## Records to use
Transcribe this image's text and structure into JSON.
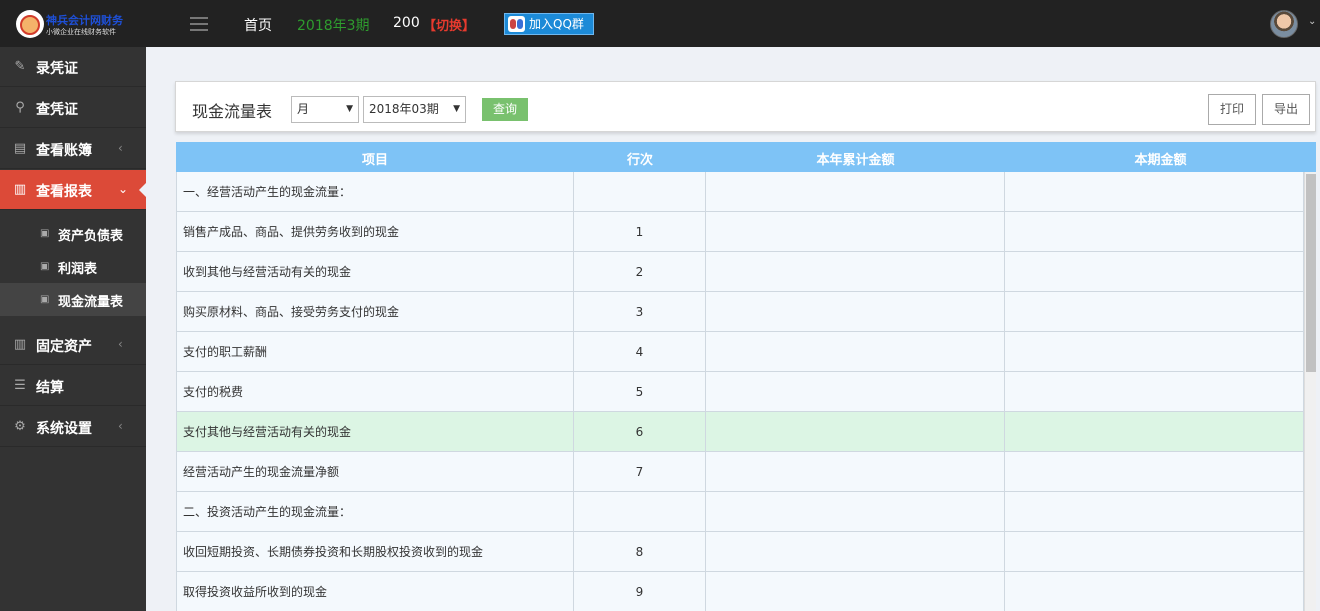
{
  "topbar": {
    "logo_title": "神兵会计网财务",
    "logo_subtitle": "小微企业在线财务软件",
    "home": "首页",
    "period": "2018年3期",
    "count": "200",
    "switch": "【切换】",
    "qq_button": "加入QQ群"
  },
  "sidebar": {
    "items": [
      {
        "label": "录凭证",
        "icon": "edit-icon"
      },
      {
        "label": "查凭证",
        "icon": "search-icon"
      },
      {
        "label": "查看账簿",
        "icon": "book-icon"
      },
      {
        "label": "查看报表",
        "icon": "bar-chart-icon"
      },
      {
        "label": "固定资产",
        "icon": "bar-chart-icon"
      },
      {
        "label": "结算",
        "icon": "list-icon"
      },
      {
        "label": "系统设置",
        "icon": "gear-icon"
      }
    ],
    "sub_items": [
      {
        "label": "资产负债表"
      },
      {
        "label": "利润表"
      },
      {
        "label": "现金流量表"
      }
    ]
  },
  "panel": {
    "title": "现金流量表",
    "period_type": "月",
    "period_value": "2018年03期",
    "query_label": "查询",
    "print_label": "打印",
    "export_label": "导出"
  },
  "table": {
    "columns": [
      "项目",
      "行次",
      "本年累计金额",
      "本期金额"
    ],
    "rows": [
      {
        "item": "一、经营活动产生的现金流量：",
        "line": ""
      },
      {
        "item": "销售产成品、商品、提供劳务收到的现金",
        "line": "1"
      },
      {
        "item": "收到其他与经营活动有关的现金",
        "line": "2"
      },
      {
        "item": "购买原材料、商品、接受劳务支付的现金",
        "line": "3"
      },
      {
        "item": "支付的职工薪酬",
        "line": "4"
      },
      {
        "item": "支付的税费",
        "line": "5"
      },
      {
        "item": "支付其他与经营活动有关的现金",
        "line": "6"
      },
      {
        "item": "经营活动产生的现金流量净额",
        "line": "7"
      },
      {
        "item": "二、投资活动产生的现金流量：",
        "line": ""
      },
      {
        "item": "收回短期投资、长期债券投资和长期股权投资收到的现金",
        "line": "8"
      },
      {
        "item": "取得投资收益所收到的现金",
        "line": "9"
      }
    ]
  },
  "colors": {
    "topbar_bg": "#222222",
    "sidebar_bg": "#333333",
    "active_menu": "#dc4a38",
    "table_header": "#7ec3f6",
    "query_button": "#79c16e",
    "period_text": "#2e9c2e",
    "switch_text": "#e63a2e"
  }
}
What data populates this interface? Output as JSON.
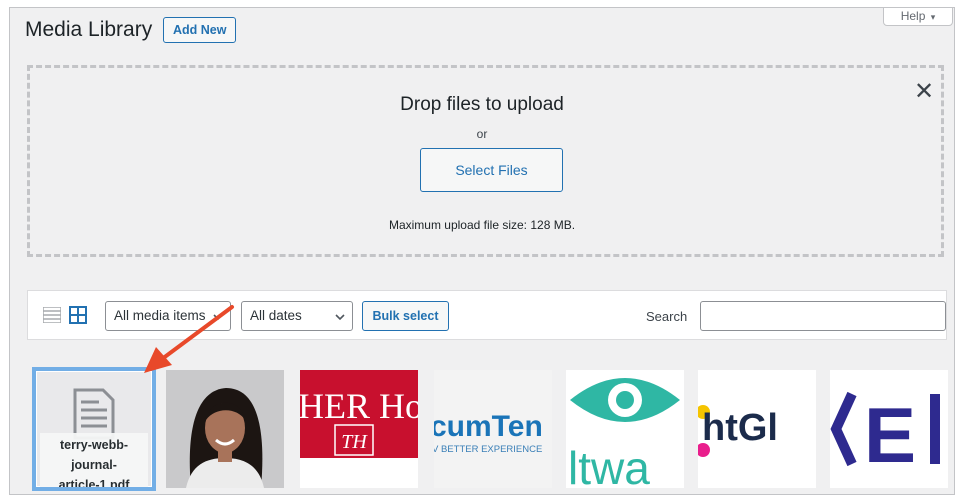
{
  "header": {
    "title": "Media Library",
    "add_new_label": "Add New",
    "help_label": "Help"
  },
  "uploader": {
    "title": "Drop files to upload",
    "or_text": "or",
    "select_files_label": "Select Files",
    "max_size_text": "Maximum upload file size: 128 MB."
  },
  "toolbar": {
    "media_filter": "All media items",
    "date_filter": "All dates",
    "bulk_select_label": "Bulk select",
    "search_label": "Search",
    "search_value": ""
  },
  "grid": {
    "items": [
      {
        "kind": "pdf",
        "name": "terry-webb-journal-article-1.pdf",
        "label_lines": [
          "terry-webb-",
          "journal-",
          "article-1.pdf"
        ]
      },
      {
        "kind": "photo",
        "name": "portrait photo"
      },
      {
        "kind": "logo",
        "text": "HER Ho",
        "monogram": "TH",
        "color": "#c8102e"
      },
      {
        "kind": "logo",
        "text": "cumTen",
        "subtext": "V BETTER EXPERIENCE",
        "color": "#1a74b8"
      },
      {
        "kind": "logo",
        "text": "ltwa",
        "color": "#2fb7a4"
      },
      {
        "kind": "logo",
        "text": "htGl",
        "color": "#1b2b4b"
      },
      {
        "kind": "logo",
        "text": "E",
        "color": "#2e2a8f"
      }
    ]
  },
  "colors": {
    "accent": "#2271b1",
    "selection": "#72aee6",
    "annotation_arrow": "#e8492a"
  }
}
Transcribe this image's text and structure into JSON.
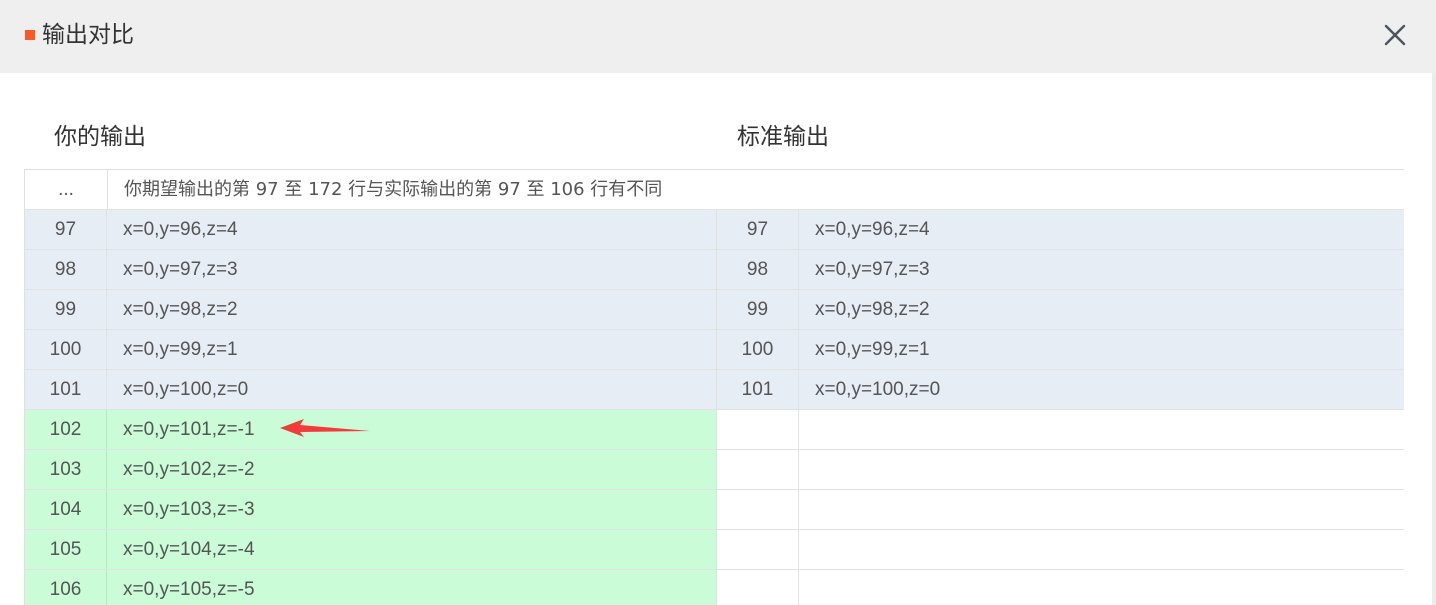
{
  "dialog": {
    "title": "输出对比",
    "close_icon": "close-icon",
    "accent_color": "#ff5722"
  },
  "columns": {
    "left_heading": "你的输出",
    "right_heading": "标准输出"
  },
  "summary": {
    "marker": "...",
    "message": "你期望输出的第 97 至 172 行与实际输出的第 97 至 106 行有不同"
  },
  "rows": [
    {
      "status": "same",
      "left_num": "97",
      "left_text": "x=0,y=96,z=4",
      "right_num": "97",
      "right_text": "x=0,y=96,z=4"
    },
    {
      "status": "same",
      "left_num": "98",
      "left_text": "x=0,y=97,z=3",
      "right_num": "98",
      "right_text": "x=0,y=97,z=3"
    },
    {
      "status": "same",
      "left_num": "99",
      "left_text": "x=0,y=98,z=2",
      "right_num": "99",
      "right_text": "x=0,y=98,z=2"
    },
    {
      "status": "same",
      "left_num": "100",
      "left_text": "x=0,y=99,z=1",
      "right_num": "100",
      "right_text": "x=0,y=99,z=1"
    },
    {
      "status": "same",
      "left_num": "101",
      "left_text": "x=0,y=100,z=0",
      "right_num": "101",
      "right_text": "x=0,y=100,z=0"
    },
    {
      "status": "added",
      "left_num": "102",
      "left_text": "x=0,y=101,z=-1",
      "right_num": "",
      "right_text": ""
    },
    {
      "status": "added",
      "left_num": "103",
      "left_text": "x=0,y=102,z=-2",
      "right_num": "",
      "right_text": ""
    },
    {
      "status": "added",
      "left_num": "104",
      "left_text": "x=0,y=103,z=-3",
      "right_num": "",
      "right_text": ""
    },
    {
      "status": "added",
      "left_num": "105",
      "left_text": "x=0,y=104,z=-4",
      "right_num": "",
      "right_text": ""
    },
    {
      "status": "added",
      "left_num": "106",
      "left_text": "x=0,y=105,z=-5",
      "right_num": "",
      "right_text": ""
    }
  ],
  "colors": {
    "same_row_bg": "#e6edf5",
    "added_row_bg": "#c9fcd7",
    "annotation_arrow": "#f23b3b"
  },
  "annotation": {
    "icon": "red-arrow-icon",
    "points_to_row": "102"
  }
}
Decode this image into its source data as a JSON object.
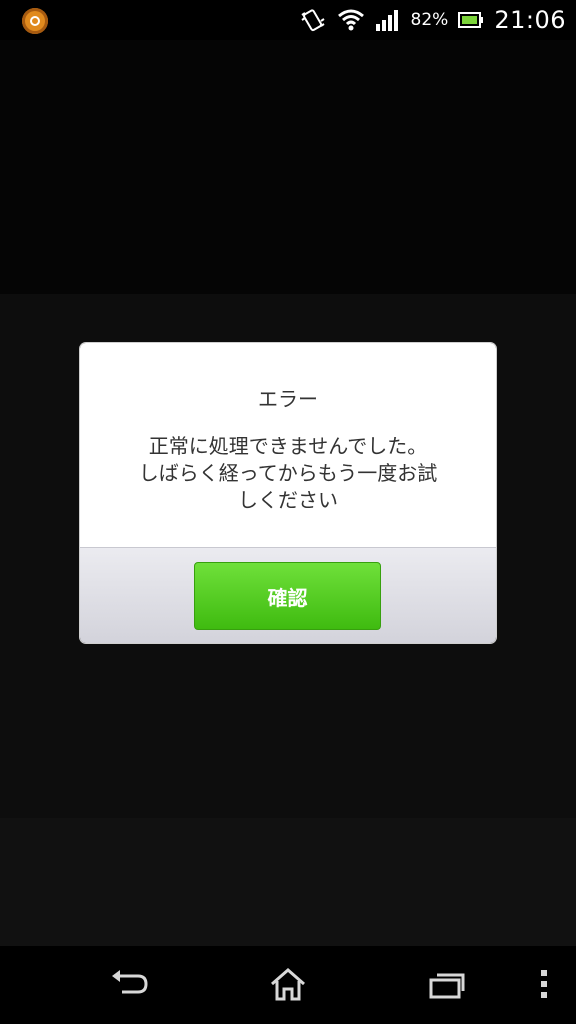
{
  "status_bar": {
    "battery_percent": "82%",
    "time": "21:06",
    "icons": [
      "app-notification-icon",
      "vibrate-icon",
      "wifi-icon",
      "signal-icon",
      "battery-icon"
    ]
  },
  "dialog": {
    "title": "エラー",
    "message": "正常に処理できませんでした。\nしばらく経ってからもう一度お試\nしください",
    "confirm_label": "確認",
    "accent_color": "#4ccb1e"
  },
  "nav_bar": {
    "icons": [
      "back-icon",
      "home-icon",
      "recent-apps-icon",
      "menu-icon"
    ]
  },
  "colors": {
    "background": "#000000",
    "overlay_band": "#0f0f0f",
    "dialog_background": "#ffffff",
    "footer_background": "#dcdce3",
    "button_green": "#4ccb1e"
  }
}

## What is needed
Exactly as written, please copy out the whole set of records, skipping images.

## Task output
Transcribe this image's text and structure into JSON.
{
  "topbar": {
    "logo_title": "神兵会计网财务",
    "logo_subtitle": "小微企业在线财务软件",
    "home": "首页",
    "period": "2018年3期",
    "count": "200",
    "switch": "【切换】",
    "qq_button": "加入QQ群"
  },
  "sidebar": {
    "items": [
      {
        "label": "录凭证",
        "icon": "edit-icon"
      },
      {
        "label": "查凭证",
        "icon": "search-icon"
      },
      {
        "label": "查看账簿",
        "icon": "book-icon"
      },
      {
        "label": "查看报表",
        "icon": "bar-chart-icon"
      },
      {
        "label": "固定资产",
        "icon": "bar-chart-icon"
      },
      {
        "label": "结算",
        "icon": "list-icon"
      },
      {
        "label": "系统设置",
        "icon": "gear-icon"
      }
    ],
    "sub_items": [
      {
        "label": "资产负债表"
      },
      {
        "label": "利润表"
      },
      {
        "label": "现金流量表"
      }
    ]
  },
  "panel": {
    "title": "现金流量表",
    "period_type": "月",
    "period_value": "2018年03期",
    "query_label": "查询",
    "print_label": "打印",
    "export_label": "导出"
  },
  "table": {
    "columns": [
      "项目",
      "行次",
      "本年累计金额",
      "本期金额"
    ],
    "rows": [
      {
        "item": "一、经营活动产生的现金流量：",
        "line": ""
      },
      {
        "item": "销售产成品、商品、提供劳务收到的现金",
        "line": "1"
      },
      {
        "item": "收到其他与经营活动有关的现金",
        "line": "2"
      },
      {
        "item": "购买原材料、商品、接受劳务支付的现金",
        "line": "3"
      },
      {
        "item": "支付的职工薪酬",
        "line": "4"
      },
      {
        "item": "支付的税费",
        "line": "5"
      },
      {
        "item": "支付其他与经营活动有关的现金",
        "line": "6"
      },
      {
        "item": "经营活动产生的现金流量净额",
        "line": "7"
      },
      {
        "item": "二、投资活动产生的现金流量：",
        "line": ""
      },
      {
        "item": "收回短期投资、长期债券投资和长期股权投资收到的现金",
        "line": "8"
      },
      {
        "item": "取得投资收益所收到的现金",
        "line": "9"
      }
    ]
  },
  "colors": {
    "topbar_bg": "#222222",
    "sidebar_bg": "#333333",
    "active_menu": "#dc4a38",
    "table_header": "#7ec3f6",
    "query_button": "#79c16e",
    "period_text": "#2e9c2e",
    "switch_text": "#e63a2e"
  }
}
What data populates this interface? Output as JSON.
{
  "header": {
    "title": "Media Library",
    "add_new_label": "Add New",
    "help_label": "Help"
  },
  "uploader": {
    "title": "Drop files to upload",
    "or_text": "or",
    "select_files_label": "Select Files",
    "max_size_text": "Maximum upload file size: 128 MB."
  },
  "toolbar": {
    "media_filter": "All media items",
    "date_filter": "All dates",
    "bulk_select_label": "Bulk select",
    "search_label": "Search",
    "search_value": ""
  },
  "grid": {
    "items": [
      {
        "kind": "pdf",
        "name": "terry-webb-journal-article-1.pdf",
        "label_lines": [
          "terry-webb-",
          "journal-",
          "article-1.pdf"
        ]
      },
      {
        "kind": "photo",
        "name": "portrait photo"
      },
      {
        "kind": "logo",
        "text": "HER Ho",
        "monogram": "TH",
        "color": "#c8102e"
      },
      {
        "kind": "logo",
        "text": "cumTen",
        "subtext": "V BETTER EXPERIENCE",
        "color": "#1a74b8"
      },
      {
        "kind": "logo",
        "text": "ltwa",
        "color": "#2fb7a4"
      },
      {
        "kind": "logo",
        "text": "htGl",
        "color": "#1b2b4b"
      },
      {
        "kind": "logo",
        "text": "E",
        "color": "#2e2a8f"
      }
    ]
  },
  "colors": {
    "accent": "#2271b1",
    "selection": "#72aee6",
    "annotation_arrow": "#e8492a"
  }
}
Transcribe this image's text and structure into JSON.
{
  "dialog": {
    "title": "输出对比",
    "close_icon": "close-icon",
    "accent_color": "#ff5722"
  },
  "columns": {
    "left_heading": "你的输出",
    "right_heading": "标准输出"
  },
  "summary": {
    "marker": "...",
    "message": "你期望输出的第 97 至 172 行与实际输出的第 97 至 106 行有不同"
  },
  "rows": [
    {
      "status": "same",
      "left_num": "97",
      "left_text": "x=0,y=96,z=4",
      "right_num": "97",
      "right_text": "x=0,y=96,z=4"
    },
    {
      "status": "same",
      "left_num": "98",
      "left_text": "x=0,y=97,z=3",
      "right_num": "98",
      "right_text": "x=0,y=97,z=3"
    },
    {
      "status": "same",
      "left_num": "99",
      "left_text": "x=0,y=98,z=2",
      "right_num": "99",
      "right_text": "x=0,y=98,z=2"
    },
    {
      "status": "same",
      "left_num": "100",
      "left_text": "x=0,y=99,z=1",
      "right_num": "100",
      "right_text": "x=0,y=99,z=1"
    },
    {
      "status": "same",
      "left_num": "101",
      "left_text": "x=0,y=100,z=0",
      "right_num": "101",
      "right_text": "x=0,y=100,z=0"
    },
    {
      "status": "added",
      "left_num": "102",
      "left_text": "x=0,y=101,z=-1",
      "right_num": "",
      "right_text": ""
    },
    {
      "status": "added",
      "left_num": "103",
      "left_text": "x=0,y=102,z=-2",
      "right_num": "",
      "right_text": ""
    },
    {
      "status": "added",
      "left_num": "104",
      "left_text": "x=0,y=103,z=-3",
      "right_num": "",
      "right_text": ""
    },
    {
      "status": "added",
      "left_num": "105",
      "left_text": "x=0,y=104,z=-4",
      "right_num": "",
      "right_text": ""
    },
    {
      "status": "added",
      "left_num": "106",
      "left_text": "x=0,y=105,z=-5",
      "right_num": "",
      "right_text": ""
    }
  ],
  "colors": {
    "same_row_bg": "#e6edf5",
    "added_row_bg": "#c9fcd7",
    "annotation_arrow": "#f23b3b"
  },
  "annotation": {
    "icon": "red-arrow-icon",
    "points_to_row": "102"
  }
}
Decode this image into its source data as a JSON object.
{
  "status_bar": {
    "battery_percent": "82%",
    "time": "21:06",
    "icons": [
      "app-notification-icon",
      "vibrate-icon",
      "wifi-icon",
      "signal-icon",
      "battery-icon"
    ]
  },
  "dialog": {
    "title": "エラー",
    "message": "正常に処理できませんでした。\nしばらく経ってからもう一度お試\nしください",
    "confirm_label": "確認",
    "accent_color": "#4ccb1e"
  },
  "nav_bar": {
    "icons": [
      "back-icon",
      "home-icon",
      "recent-apps-icon",
      "menu-icon"
    ]
  },
  "colors": {
    "background": "#000000",
    "overlay_band": "#0f0f0f",
    "dialog_background": "#ffffff",
    "footer_background": "#dcdce3",
    "button_green": "#4ccb1e"
  }
}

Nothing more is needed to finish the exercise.